● **Task description**
For every line in the records that has the word "clic", make a copy.

● **Given entries**

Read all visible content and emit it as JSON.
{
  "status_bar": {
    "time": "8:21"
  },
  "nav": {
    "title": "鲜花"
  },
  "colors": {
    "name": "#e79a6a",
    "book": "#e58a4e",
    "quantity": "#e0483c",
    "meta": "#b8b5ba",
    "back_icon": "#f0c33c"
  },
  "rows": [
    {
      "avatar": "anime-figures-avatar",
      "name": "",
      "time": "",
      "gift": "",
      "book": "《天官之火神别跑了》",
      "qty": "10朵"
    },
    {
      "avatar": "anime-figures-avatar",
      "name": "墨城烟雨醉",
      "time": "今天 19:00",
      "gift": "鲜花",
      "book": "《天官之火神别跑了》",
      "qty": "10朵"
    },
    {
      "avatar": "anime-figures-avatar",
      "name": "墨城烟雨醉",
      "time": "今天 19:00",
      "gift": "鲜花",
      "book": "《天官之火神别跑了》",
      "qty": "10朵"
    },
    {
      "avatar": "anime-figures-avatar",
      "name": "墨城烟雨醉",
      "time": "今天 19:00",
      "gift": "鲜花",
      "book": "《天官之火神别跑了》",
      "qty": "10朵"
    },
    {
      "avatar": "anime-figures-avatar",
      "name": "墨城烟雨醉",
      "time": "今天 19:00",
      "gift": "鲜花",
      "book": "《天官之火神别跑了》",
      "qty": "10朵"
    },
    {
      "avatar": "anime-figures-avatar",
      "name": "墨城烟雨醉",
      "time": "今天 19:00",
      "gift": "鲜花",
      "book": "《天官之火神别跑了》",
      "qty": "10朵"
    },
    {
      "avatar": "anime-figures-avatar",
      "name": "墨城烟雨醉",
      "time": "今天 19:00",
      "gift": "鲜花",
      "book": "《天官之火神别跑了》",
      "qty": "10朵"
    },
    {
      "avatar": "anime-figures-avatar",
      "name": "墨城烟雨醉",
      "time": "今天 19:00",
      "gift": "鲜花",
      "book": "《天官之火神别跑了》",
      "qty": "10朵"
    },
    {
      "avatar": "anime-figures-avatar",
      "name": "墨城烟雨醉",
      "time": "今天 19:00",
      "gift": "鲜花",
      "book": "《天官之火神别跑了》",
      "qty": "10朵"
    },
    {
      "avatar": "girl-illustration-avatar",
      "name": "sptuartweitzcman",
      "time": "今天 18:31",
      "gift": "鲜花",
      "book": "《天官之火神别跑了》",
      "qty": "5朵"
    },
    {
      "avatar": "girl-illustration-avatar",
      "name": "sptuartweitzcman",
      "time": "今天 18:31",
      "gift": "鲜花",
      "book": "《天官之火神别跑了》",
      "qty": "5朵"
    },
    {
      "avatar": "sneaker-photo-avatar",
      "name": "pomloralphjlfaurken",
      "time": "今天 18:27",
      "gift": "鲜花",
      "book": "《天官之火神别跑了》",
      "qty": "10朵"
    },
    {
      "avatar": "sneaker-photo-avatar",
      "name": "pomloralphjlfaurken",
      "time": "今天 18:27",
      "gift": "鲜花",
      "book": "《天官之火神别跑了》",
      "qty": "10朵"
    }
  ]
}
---
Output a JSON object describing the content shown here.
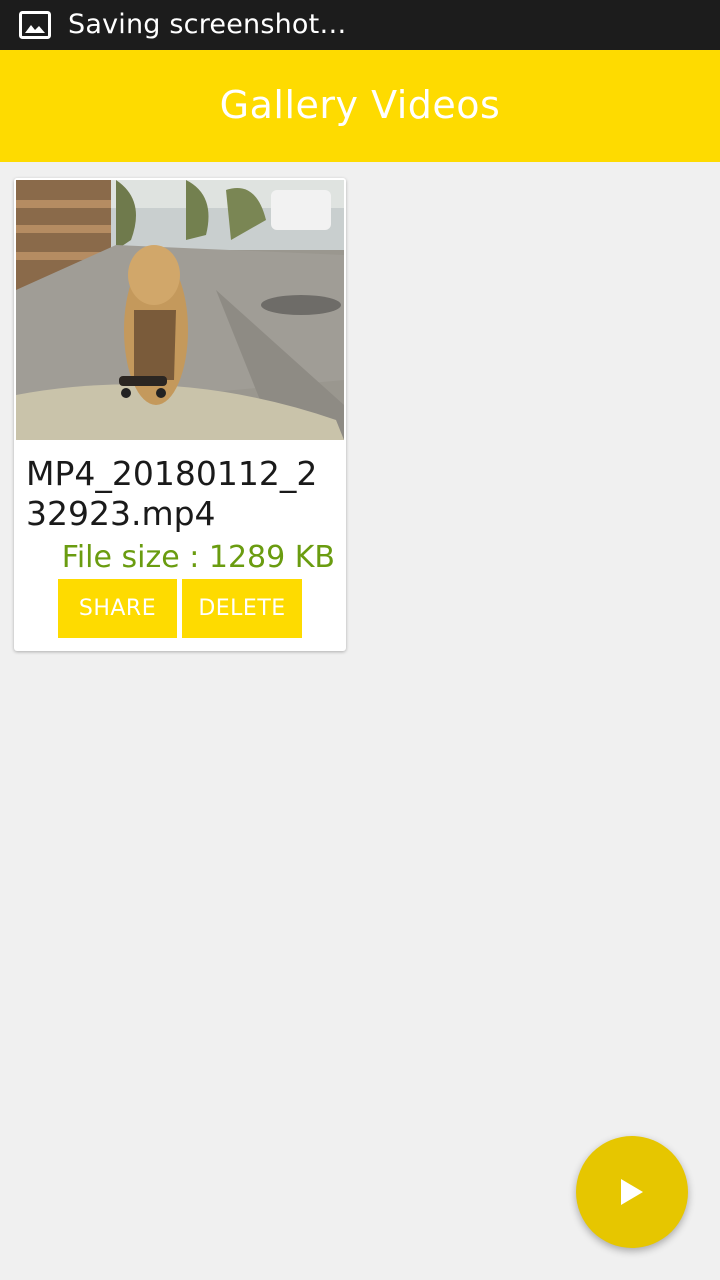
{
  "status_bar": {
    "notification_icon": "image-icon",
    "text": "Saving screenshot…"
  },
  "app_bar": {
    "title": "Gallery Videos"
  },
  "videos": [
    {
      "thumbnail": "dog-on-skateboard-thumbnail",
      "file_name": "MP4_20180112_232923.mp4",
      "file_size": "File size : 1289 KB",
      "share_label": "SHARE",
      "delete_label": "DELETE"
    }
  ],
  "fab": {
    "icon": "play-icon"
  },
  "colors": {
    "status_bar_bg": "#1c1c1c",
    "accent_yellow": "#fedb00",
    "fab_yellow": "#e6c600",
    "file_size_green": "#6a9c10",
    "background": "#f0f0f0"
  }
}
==
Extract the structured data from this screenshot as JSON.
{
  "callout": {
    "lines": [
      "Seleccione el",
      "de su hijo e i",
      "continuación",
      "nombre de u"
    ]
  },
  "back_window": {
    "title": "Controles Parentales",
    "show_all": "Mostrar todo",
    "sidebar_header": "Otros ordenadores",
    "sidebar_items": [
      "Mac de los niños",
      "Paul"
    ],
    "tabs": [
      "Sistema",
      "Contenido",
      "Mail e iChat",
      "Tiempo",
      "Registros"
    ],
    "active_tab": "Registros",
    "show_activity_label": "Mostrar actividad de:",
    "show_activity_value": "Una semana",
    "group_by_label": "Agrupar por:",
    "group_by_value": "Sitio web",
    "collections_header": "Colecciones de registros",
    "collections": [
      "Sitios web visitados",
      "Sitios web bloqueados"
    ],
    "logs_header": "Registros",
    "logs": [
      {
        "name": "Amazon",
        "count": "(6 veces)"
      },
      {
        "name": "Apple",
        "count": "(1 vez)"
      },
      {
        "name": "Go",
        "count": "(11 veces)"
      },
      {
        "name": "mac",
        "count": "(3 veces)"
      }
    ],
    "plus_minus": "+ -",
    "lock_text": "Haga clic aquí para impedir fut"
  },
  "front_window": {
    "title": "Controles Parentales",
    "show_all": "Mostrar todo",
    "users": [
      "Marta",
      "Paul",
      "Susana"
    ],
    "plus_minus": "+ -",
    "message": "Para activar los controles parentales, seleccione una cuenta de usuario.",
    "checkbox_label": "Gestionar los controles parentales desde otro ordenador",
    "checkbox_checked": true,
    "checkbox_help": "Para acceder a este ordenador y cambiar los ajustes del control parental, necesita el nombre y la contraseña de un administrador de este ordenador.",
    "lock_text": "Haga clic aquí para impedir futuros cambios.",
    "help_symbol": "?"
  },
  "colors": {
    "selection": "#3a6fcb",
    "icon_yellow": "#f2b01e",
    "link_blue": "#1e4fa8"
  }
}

● **Problem solution**
    "lock_text": "Haga clic aquí para impedir fut"
    "lock_text": "Haga clic aquí para impedir futuros cambios.",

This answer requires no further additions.